## Task goal
The full set of entries is to be printed exactly, with pictures excluded.

## Information shown
—————

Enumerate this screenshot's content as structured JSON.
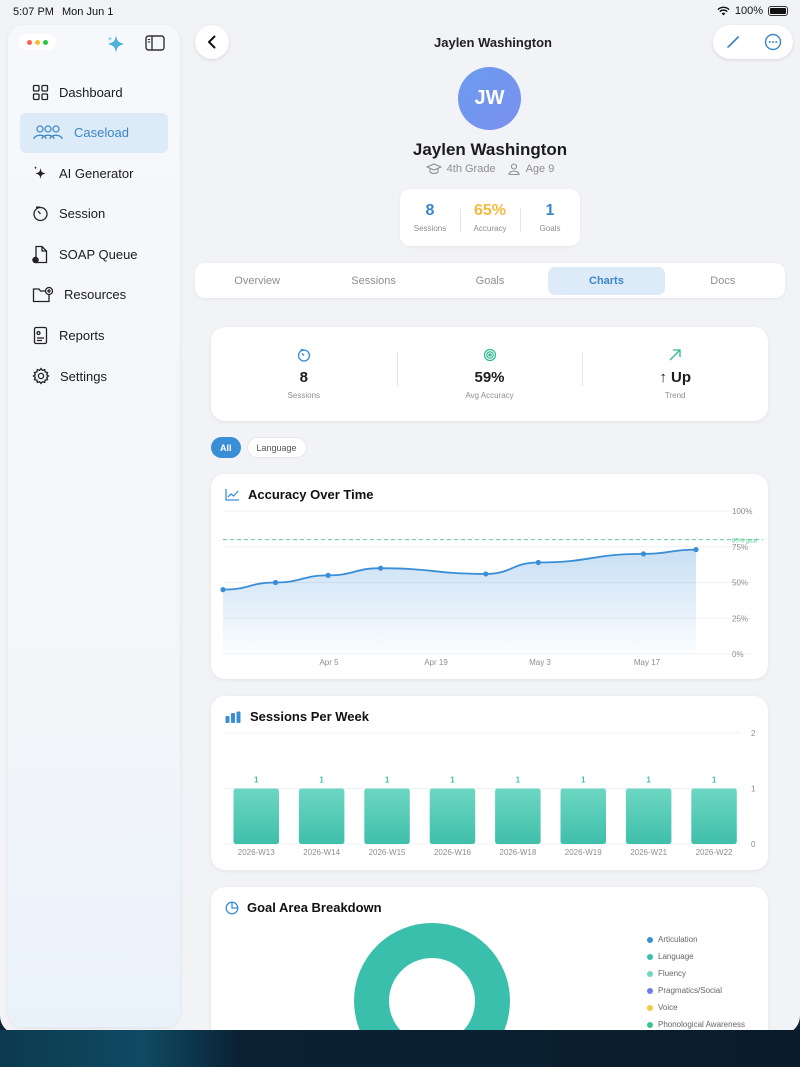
{
  "status_bar": {
    "time": "5:07 PM",
    "date": "Mon Jun 1",
    "battery": "100%"
  },
  "sidebar": {
    "items": [
      {
        "label": "Dashboard",
        "icon": "grid-icon"
      },
      {
        "label": "Caseload",
        "icon": "people-icon",
        "active": true
      },
      {
        "label": "AI Generator",
        "icon": "sparkle-icon"
      },
      {
        "label": "Session",
        "icon": "timer-icon"
      },
      {
        "label": "SOAP Queue",
        "icon": "document-icon"
      },
      {
        "label": "Resources",
        "icon": "folder-plus-icon"
      },
      {
        "label": "Reports",
        "icon": "report-icon"
      },
      {
        "label": "Settings",
        "icon": "gear-icon"
      }
    ]
  },
  "header": {
    "title": "Jaylen Washington"
  },
  "profile": {
    "initials": "JW",
    "name": "Jaylen Washington",
    "grade": "4th Grade",
    "age": "Age 9",
    "stats": [
      {
        "value": "8",
        "label": "Sessions",
        "color": "#3a86c9"
      },
      {
        "value": "65%",
        "label": "Accuracy",
        "color": "#f5b942"
      },
      {
        "value": "1",
        "label": "Goals",
        "color": "#3a86c9"
      }
    ]
  },
  "tabs": [
    "Overview",
    "Sessions",
    "Goals",
    "Charts",
    "Docs"
  ],
  "active_tab": "Charts",
  "summary": [
    {
      "value": "8",
      "label": "Sessions",
      "icon": "timer-icon"
    },
    {
      "value": "59%",
      "label": "Avg Accuracy",
      "icon": "target-icon"
    },
    {
      "value": "↑ Up",
      "label": "Trend",
      "icon": "trend-arrow-icon"
    }
  ],
  "filters": [
    "All",
    "Language"
  ],
  "charts": {
    "accuracy_title": "Accuracy Over Time",
    "sessions_title": "Sessions Per Week",
    "goal_title": "Goal Area Breakdown"
  },
  "chart_data": [
    {
      "type": "area",
      "title": "Accuracy Over Time",
      "x_ticks": [
        "Apr 5",
        "Apr 19",
        "May 3",
        "May 17"
      ],
      "y_ticks": [
        "100%",
        "75%",
        "50%",
        "25%",
        "0%"
      ],
      "ylim": [
        0,
        100
      ],
      "x": [
        "Mar 29",
        "Apr 1",
        "Apr 5",
        "Apr 12",
        "Apr 26",
        "May 3",
        "May 17",
        "May 24"
      ],
      "values": [
        45,
        50,
        55,
        60,
        56,
        64,
        70,
        73
      ],
      "goal_line": {
        "value": 80,
        "label": "80% goal"
      },
      "color": "#3a8ed6"
    },
    {
      "type": "bar",
      "title": "Sessions Per Week",
      "categories": [
        "2026-W13",
        "2026-W14",
        "2026-W15",
        "2026-W16",
        "2026-W18",
        "2026-W19",
        "2026-W21",
        "2026-W22"
      ],
      "values": [
        1,
        1,
        1,
        1,
        1,
        1,
        1,
        1
      ],
      "y_ticks": [
        "2",
        "1",
        "0"
      ],
      "ylim": [
        0,
        2
      ],
      "color": "#4ecbb4"
    },
    {
      "type": "pie",
      "title": "Goal Area Breakdown",
      "labels": [
        "Articulation",
        "Language",
        "Fluency",
        "Pragmatics/Social",
        "Voice",
        "Phonological Awareness"
      ],
      "values": [
        0,
        1,
        0,
        0,
        0,
        0
      ],
      "colors": [
        "#3a8ed6",
        "#3bbfad",
        "#6fd8c2",
        "#6b7cf0",
        "#f5c842",
        "#3cc48a"
      ]
    }
  ]
}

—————

## Solution for this problem
Enumerate this screenshot's content as structured JSON.
{
  "status_bar": {
    "time": "5:07 PM",
    "date": "Mon Jun 1",
    "battery": "100%"
  },
  "sidebar": {
    "items": [
      {
        "label": "Dashboard",
        "icon": "grid-icon"
      },
      {
        "label": "Caseload",
        "icon": "people-icon",
        "active": true
      },
      {
        "label": "AI Generator",
        "icon": "sparkle-icon"
      },
      {
        "label": "Session",
        "icon": "timer-icon"
      },
      {
        "label": "SOAP Queue",
        "icon": "document-icon"
      },
      {
        "label": "Resources",
        "icon": "folder-plus-icon"
      },
      {
        "label": "Reports",
        "icon": "report-icon"
      },
      {
        "label": "Settings",
        "icon": "gear-icon"
      }
    ]
  },
  "header": {
    "title": "Jaylen Washington"
  },
  "profile": {
    "initials": "JW",
    "name": "Jaylen Washington",
    "grade": "4th Grade",
    "age": "Age 9",
    "stats": [
      {
        "value": "8",
        "label": "Sessions",
        "color": "#3a86c9"
      },
      {
        "value": "65%",
        "label": "Accuracy",
        "color": "#f5b942"
      },
      {
        "value": "1",
        "label": "Goals",
        "color": "#3a86c9"
      }
    ]
  },
  "tabs": [
    "Overview",
    "Sessions",
    "Goals",
    "Charts",
    "Docs"
  ],
  "active_tab": "Charts",
  "summary": [
    {
      "value": "8",
      "label": "Sessions",
      "icon": "timer-icon"
    },
    {
      "value": "59%",
      "label": "Avg Accuracy",
      "icon": "target-icon"
    },
    {
      "value": "↑ Up",
      "label": "Trend",
      "icon": "trend-arrow-icon"
    }
  ],
  "filters": [
    "All",
    "Language"
  ],
  "charts": {
    "accuracy_title": "Accuracy Over Time",
    "sessions_title": "Sessions Per Week",
    "goal_title": "Goal Area Breakdown"
  },
  "chart_data": [
    {
      "type": "area",
      "title": "Accuracy Over Time",
      "x_ticks": [
        "Apr 5",
        "Apr 19",
        "May 3",
        "May 17"
      ],
      "y_ticks": [
        "100%",
        "75%",
        "50%",
        "25%",
        "0%"
      ],
      "ylim": [
        0,
        100
      ],
      "x": [
        "Mar 29",
        "Apr 1",
        "Apr 5",
        "Apr 12",
        "Apr 26",
        "May 3",
        "May 17",
        "May 24"
      ],
      "values": [
        45,
        50,
        55,
        60,
        56,
        64,
        70,
        73
      ],
      "goal_line": {
        "value": 80,
        "label": "80% goal"
      },
      "color": "#3a8ed6"
    },
    {
      "type": "bar",
      "title": "Sessions Per Week",
      "categories": [
        "2026-W13",
        "2026-W14",
        "2026-W15",
        "2026-W16",
        "2026-W18",
        "2026-W19",
        "2026-W21",
        "2026-W22"
      ],
      "values": [
        1,
        1,
        1,
        1,
        1,
        1,
        1,
        1
      ],
      "y_ticks": [
        "2",
        "1",
        "0"
      ],
      "ylim": [
        0,
        2
      ],
      "color": "#4ecbb4"
    },
    {
      "type": "pie",
      "title": "Goal Area Breakdown",
      "labels": [
        "Articulation",
        "Language",
        "Fluency",
        "Pragmatics/Social",
        "Voice",
        "Phonological Awareness"
      ],
      "values": [
        0,
        1,
        0,
        0,
        0,
        0
      ],
      "colors": [
        "#3a8ed6",
        "#3bbfad",
        "#6fd8c2",
        "#6b7cf0",
        "#f5c842",
        "#3cc48a"
      ]
    }
  ]
}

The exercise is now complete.